WILMINGTON — In preparation for the premiere on June 14, the Wilmington Farmer’s Market held a dry run this past Sunday. The purpose was to fine-tune the process that will be used this summer as the market reopens for drive-through service every Sunday from 10 a.m. to 12 p.m. in the parking lot at the 4th of July Building.
While Marketing Coordinator and Webmaster for the Farmer’s Market Board of Directors Christine Canevari expressed disappointment for this summer’s market not being what they were expecting to offer, she said that they’re adapting and remaining open thanks to the support of the town, shoppers, and their vendors.
“Our town was really supportive,” Canevari said.

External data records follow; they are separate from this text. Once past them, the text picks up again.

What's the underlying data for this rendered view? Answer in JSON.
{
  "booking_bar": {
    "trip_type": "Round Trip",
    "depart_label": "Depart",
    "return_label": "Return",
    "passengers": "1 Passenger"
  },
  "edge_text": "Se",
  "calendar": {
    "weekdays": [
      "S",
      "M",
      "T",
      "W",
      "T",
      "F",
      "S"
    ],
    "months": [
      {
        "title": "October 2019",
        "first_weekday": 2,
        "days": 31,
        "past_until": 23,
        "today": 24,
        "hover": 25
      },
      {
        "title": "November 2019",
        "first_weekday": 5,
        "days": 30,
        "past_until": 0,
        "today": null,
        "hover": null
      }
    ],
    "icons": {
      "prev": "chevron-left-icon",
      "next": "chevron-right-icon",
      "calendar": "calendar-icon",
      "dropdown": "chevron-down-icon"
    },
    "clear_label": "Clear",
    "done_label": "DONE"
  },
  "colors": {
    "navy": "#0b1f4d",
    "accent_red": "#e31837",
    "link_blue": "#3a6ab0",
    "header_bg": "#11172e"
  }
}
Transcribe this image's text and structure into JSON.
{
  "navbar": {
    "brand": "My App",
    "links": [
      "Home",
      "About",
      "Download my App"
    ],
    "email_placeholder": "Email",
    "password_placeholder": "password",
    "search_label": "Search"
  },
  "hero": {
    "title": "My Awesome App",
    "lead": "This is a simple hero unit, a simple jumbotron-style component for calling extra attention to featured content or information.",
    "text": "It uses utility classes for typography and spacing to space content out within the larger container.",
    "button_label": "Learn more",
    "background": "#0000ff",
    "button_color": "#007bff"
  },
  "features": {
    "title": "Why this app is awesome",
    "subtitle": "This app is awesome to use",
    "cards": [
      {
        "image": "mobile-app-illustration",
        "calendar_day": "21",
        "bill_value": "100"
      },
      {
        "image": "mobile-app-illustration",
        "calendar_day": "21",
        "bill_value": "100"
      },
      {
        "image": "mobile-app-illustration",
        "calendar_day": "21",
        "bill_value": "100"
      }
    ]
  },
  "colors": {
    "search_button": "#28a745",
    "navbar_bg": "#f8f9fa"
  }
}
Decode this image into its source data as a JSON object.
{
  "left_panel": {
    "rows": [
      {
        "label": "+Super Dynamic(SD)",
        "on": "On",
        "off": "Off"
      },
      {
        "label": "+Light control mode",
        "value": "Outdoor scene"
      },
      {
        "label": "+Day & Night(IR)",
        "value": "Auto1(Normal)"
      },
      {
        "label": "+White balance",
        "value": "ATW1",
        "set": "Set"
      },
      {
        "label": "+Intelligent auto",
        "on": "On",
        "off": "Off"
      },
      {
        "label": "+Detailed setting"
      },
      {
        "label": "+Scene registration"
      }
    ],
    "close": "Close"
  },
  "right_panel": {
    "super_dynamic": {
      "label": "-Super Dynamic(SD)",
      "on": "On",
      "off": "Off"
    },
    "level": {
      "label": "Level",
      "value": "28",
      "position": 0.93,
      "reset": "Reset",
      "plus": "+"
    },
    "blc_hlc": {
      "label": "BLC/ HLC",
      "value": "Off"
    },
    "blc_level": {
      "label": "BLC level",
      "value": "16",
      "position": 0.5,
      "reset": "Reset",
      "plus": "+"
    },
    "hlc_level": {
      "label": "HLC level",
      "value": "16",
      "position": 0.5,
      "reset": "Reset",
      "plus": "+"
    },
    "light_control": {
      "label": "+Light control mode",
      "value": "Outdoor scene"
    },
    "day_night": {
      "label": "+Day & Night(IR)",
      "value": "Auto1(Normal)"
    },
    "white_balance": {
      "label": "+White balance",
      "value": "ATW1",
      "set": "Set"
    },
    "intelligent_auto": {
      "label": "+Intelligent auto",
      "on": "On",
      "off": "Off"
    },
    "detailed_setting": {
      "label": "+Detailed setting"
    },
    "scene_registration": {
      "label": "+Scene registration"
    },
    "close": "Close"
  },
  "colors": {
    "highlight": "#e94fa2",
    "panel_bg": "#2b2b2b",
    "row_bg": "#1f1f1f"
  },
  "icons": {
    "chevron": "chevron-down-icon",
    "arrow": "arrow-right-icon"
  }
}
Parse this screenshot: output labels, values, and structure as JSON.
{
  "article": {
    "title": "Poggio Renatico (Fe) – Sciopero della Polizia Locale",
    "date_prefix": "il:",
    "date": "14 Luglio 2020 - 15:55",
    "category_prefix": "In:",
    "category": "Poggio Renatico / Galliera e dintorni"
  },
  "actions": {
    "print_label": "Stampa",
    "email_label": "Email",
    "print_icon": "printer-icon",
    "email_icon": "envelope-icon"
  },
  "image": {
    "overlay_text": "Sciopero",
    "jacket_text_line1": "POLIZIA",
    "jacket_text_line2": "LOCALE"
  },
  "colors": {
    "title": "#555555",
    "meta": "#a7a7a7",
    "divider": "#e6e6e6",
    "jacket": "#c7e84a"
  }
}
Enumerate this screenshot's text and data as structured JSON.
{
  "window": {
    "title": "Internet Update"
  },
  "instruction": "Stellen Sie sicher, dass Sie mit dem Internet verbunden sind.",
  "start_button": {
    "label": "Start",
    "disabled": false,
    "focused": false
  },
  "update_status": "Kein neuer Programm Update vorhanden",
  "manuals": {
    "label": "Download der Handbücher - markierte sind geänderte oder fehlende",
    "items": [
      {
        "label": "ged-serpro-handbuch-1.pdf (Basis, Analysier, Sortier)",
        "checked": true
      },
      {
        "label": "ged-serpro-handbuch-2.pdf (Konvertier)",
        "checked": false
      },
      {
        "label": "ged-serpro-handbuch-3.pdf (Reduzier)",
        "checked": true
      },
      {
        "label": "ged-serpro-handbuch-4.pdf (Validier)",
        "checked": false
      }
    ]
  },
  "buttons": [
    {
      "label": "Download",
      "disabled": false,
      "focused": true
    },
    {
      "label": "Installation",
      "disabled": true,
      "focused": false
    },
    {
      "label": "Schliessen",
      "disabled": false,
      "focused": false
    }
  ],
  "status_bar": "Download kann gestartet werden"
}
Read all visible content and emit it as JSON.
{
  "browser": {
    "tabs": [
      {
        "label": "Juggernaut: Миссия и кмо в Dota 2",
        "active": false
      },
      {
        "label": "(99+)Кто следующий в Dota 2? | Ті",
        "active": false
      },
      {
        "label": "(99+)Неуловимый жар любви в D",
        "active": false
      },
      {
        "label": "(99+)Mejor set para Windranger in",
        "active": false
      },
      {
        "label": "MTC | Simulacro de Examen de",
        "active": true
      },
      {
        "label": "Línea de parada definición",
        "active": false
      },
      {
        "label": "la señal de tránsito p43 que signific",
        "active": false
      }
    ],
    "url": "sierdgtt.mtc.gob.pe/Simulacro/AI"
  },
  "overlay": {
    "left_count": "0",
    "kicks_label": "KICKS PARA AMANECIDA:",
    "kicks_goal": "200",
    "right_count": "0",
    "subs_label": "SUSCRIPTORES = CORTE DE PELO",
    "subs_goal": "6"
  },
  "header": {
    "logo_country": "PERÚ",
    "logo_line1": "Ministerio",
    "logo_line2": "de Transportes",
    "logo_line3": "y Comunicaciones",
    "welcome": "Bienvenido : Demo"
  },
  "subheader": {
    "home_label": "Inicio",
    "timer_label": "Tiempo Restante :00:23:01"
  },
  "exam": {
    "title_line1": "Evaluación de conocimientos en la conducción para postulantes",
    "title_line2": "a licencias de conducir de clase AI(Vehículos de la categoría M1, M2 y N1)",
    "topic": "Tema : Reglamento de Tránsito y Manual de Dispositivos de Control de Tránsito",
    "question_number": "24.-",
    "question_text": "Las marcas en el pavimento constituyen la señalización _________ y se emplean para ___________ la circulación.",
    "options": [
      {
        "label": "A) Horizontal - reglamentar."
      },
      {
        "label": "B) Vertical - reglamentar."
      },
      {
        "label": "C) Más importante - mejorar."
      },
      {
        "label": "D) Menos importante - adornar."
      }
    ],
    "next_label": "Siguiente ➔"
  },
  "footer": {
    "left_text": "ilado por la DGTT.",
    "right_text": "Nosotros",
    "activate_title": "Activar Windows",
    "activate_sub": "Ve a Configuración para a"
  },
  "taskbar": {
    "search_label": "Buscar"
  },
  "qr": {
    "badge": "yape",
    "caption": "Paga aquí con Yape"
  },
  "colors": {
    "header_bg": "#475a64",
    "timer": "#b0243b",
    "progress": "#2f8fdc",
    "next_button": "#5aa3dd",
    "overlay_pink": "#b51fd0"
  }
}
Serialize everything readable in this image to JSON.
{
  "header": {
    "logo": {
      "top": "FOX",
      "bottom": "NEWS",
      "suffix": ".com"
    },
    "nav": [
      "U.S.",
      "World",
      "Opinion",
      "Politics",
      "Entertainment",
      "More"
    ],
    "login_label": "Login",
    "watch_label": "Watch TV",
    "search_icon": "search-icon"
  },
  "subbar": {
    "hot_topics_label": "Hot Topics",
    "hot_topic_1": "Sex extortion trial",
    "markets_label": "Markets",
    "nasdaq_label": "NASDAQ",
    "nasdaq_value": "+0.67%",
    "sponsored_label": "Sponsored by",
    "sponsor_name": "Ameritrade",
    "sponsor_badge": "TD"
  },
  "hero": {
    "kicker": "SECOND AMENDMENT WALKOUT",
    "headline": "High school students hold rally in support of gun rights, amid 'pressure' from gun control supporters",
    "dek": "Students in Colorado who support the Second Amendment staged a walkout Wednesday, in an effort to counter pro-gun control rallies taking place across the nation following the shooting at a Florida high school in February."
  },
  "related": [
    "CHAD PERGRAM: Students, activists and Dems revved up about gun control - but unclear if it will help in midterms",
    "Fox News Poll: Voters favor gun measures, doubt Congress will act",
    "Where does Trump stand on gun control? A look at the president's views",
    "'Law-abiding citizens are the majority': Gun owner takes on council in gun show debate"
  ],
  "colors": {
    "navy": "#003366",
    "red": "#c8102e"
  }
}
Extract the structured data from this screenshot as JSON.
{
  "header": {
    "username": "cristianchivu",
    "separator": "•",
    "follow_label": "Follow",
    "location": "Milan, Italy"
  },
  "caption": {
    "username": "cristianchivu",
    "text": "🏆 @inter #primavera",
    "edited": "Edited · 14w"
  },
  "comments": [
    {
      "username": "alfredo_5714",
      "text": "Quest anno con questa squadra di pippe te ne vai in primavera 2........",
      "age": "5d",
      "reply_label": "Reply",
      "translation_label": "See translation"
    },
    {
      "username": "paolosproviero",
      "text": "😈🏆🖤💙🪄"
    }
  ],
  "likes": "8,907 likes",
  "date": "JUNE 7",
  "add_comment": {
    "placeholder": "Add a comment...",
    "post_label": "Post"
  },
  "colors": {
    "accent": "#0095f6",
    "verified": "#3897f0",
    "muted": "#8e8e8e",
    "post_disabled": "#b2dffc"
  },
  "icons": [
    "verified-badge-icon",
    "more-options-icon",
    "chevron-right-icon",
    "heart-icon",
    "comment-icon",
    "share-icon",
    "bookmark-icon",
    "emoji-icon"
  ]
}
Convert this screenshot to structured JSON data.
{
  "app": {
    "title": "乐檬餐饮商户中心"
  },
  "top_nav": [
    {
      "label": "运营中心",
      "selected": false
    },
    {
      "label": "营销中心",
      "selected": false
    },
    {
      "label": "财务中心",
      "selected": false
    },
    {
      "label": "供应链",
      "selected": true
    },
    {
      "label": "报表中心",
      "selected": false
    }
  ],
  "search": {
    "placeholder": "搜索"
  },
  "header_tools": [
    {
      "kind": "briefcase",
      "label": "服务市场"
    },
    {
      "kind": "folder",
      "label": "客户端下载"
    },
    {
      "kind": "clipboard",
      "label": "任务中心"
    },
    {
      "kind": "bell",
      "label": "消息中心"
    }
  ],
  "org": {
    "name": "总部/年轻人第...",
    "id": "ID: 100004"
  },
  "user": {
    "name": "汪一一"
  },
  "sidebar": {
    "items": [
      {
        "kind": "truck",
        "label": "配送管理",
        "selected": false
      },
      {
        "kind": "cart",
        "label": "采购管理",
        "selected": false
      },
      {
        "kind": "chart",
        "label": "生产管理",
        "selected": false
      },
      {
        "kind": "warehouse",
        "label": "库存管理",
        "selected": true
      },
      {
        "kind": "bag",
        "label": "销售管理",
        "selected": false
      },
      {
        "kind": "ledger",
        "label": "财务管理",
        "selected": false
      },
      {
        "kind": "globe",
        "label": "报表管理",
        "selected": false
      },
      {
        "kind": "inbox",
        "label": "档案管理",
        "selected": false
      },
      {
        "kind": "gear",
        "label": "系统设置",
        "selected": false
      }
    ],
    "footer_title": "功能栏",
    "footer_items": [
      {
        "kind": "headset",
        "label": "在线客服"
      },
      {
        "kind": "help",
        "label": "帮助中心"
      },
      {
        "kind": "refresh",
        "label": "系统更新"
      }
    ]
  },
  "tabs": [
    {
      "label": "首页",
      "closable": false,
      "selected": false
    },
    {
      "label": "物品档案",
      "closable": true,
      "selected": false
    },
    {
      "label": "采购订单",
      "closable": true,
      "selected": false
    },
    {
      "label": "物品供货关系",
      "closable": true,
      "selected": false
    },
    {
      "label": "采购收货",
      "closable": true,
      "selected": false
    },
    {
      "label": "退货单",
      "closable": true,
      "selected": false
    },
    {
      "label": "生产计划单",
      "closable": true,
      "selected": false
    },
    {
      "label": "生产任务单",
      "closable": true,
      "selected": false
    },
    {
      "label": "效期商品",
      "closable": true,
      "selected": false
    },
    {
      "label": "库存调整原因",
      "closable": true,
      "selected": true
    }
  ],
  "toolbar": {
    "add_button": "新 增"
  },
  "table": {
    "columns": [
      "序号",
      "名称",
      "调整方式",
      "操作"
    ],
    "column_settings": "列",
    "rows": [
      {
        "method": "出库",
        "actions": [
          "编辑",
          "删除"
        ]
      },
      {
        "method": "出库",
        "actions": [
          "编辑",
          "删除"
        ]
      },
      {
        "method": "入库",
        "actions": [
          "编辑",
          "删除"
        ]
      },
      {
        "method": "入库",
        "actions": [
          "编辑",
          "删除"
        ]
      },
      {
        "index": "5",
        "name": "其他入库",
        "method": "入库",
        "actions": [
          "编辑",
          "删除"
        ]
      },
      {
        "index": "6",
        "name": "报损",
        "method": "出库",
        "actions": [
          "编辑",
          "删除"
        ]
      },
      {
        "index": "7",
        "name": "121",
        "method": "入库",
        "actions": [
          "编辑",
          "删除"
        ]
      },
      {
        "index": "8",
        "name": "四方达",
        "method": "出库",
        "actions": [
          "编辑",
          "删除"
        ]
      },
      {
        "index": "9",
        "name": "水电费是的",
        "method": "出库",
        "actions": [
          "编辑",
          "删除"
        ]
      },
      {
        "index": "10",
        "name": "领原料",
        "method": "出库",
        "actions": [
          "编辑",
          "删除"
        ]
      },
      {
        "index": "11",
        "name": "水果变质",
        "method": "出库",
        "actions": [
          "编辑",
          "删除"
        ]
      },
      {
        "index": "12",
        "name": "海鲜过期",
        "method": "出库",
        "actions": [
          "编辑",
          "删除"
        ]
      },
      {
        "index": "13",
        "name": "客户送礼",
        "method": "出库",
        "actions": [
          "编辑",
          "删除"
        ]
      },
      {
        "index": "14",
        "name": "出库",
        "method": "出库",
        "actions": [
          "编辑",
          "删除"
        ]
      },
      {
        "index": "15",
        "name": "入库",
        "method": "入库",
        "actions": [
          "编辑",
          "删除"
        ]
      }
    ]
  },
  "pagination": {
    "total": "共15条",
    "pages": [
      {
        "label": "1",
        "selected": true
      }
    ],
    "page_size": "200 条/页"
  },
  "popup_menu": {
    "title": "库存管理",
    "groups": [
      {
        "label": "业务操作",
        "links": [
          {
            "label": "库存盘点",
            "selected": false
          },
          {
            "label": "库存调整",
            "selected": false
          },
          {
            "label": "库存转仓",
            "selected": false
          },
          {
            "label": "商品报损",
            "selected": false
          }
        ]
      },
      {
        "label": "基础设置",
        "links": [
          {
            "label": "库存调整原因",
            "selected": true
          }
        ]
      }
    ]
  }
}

Part of the reason that they’re still able to open for the summer is because of the town offering the 4th of July Building parking lot for the test run and the Board of Selectmen and Board of Health providing social distancing guidance that could still be followed.
The Farmer’s Market Board of Directors is made up of six volunteers who are passionate about bringing fresh, local food to Wilmington. This group has been together on the board for about three years all together, although the board was officially launched back in 2010. Each member helps organize and run the farmer’s market.
Current President Dana Burnham said the group was also formed from the support of other nearby farmer’s markets. Their first farmer’s market in Wilmington was held in 2011.
The board’s six members established a plan for Sunday’s test run based on what the town was comfortable with and what other markets in the area are planning during this pandemic. Instead of just showing up and shopping around, folks were asked to register online for a pickup time with the farmer’s market and then order in advance with their vendor of choice.
They drove up and stayed in the car for the most part, and vendors only came to the passenger side of the car.
“The beauty is that because we are outside, it’s easy to maintain distance,” Christine Canevari continued. “Anything that we could do to eliminate person-to-person contact, we did.”
Between vendors, volunteers, and market-goers, everyone was required to wear masks.
This plan allocated for seven vendors, four volunteers, and just over 100 pickup timeslots on Sunday from 10 a.m. - 12 p.m. What they learned, according to Canevari, was that they could safely accommodate more than twice the timeslots that they offered. She said that they want to open up the market to ideally three more vendors going forward for a total of 10, to maximize the variety without causing a traffic jam.
While the ordering in advance online was new and unique to each vendor, for the most part it didn’t sway anyone from participating.
Burnham spoke to the support of the people participating in the market in the new online process.
“People were flexible, good spirited, and cooperative,” Burnham shared.
The only other thing they want to add in the future are more signs instructing people inside their cars to remain in line even if they have already completed the pick-up. She expressed their excitement to expand their offerings for the first market of the summer as they celebrate the 10-year anniversary of the Wilmington Farmer’s Market.
To sign up for June 14 or any other Sunday until October 11, people are invited to select a timeslot first at www.wilmingtonfarmersmarket.com and then follow the ordering instructions for the relevant vendor. The website will be updated with available timeslots and vendors for selection each Monday, with sign-ups ending on Saturday.
Current vendors listed on the WFM website include Seafood Express, Polish Prince Pierogi, Samira’s Homemade, Red Antler Apothecary, Purple Carrot Artisan Breads, North of Boston Farm, and Cupcake City.